It is therefore important that the development of international standards and regional commitments with regard to the regulation of the new media is based on solid and comprehensive research. At the same time, it is important to review the existing standards regulating the media coverage of elections and bring them into line with the current new trends. For example, does it still make sense to impose a campaign moratorium prior to election day in the internet era, particularly as it is very difficult if not impossible to properly implement it given the transborder character of the internet. The relevant stakeholders should ask these questions and should have reliable and comprehensive data at their disposal.
The monitoring of traditional and new media by civil society organizations helps to provide such data and could generally help to inform the debate on future standards and commitments in this area. With this in mind, I wrote this toolkit to share my experience of monitoring media during elections in a number of countries for the last two decades. My intention was to focus on how to deal with common issues that may be addressed by pre-election monitoring and attempted to come up with some responses in monitoring reflecting the above-mentioned challenges.

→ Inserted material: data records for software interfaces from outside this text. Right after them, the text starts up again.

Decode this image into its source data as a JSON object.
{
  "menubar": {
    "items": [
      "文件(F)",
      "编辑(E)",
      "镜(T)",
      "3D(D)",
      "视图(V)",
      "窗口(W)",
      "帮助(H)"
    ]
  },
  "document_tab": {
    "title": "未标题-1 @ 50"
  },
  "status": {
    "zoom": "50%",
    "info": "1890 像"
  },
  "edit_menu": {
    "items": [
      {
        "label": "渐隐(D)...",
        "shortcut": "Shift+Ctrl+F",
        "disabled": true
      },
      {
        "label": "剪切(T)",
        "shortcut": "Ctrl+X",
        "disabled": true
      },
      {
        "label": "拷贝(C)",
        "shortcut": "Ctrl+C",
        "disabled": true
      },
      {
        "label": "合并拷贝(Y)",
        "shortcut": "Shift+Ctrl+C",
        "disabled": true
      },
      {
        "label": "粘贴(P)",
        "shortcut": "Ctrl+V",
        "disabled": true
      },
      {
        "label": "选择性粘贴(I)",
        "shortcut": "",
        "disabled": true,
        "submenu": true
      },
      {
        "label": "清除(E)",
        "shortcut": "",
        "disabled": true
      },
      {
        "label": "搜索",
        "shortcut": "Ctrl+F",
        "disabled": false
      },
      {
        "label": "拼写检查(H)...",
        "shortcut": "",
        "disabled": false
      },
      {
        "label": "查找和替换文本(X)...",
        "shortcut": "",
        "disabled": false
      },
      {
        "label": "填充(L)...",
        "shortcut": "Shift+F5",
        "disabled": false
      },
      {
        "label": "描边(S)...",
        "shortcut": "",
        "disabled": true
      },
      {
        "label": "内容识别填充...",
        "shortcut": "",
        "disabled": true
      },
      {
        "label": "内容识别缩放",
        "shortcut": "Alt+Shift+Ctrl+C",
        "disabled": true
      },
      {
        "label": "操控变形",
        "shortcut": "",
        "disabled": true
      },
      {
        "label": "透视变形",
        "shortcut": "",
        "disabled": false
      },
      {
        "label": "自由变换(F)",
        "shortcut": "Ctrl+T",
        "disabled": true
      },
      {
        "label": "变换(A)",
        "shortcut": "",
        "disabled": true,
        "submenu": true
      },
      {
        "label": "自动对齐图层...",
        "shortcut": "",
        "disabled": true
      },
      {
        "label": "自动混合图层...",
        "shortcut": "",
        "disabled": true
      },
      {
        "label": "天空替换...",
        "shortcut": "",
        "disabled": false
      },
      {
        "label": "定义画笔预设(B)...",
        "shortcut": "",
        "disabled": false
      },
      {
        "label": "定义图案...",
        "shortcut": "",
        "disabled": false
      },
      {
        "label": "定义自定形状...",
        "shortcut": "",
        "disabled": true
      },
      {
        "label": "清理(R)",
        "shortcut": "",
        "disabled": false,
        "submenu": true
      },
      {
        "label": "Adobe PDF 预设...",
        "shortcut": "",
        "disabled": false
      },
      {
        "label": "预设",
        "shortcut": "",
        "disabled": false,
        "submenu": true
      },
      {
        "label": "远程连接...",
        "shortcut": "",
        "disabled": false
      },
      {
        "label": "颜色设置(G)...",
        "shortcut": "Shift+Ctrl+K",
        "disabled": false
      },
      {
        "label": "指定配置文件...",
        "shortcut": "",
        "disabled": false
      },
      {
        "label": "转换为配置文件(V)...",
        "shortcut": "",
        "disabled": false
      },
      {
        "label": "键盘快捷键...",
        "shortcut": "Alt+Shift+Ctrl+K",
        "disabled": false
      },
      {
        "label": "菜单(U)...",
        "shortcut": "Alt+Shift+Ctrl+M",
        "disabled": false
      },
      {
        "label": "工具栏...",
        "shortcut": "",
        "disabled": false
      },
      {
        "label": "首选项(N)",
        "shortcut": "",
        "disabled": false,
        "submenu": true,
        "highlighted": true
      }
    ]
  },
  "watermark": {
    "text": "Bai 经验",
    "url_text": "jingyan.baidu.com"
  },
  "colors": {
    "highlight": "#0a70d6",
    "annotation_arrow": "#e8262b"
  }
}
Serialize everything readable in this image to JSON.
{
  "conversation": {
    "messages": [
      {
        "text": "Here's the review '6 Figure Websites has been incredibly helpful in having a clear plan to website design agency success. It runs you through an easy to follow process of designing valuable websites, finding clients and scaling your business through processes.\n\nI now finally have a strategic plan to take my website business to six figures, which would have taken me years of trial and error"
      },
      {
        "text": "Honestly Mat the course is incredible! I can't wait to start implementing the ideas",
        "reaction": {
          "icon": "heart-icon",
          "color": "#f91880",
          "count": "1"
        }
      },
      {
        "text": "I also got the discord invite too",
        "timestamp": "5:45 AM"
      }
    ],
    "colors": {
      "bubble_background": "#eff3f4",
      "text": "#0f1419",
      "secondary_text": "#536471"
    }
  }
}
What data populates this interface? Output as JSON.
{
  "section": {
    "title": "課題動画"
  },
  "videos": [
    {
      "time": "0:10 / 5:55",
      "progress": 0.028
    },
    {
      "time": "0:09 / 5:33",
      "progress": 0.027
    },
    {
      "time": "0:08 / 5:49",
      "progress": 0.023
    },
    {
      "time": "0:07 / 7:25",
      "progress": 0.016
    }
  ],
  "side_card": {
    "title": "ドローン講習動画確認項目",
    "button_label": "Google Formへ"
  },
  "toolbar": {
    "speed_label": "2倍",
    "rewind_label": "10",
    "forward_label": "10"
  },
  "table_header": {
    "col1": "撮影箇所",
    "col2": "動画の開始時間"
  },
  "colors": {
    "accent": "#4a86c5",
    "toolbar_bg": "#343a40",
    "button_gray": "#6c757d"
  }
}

Most importantly, I try to offer some basic concept on how to monitor social media networks but it should be said that by the time of writing this toolkit, this methodology is far from being well-tested and comprehensive and more time is clearly needed until there will be more answers than questions in this respect. What is clear however is that it is important not to ignore traditional media that are still the primary sources of political information in most countries. This is why the toolkit tries to offer some basic guidelines on how to monitor different types of media, ranging from TV, online, to social media networks.
Moreover, I write also about ensuring synergy between those who conduct monitoring (regulators, CSOs, observers) as well as how to use the results to advocate for improvements and changes. I would like to stress that the exact design of each media monitoring activity is dependent on the research question to be answered. In the examples I mention in the toolkit, I wanted to provide tools that would allow monitors to determine whether broadcasters’ coverage of election campaigns was balanced and fair and if broadcasters exercised balance in their coverage of contentious political and other issues. I hope this toolkit could be useful particularly for civil society organizations or activists active in the field of freedom of expression and media, in the context of elections. I would like to thank the Council of Europe for supporting this activity and particularly Inna Zubar and Nadya Davidyuk whose contribution to this toolkit was important.
Here is a pdf version of the toolkit
This toolkit was developed within the framework of the Council of Europe project "Supporting the transparency, inclusiveness, and integrity of electoral practice in Ukraine", implemented within the framework of the Council of Europe Action Plan for Ukraine 2018–2022.
Here is a shorter-version based on the toolkit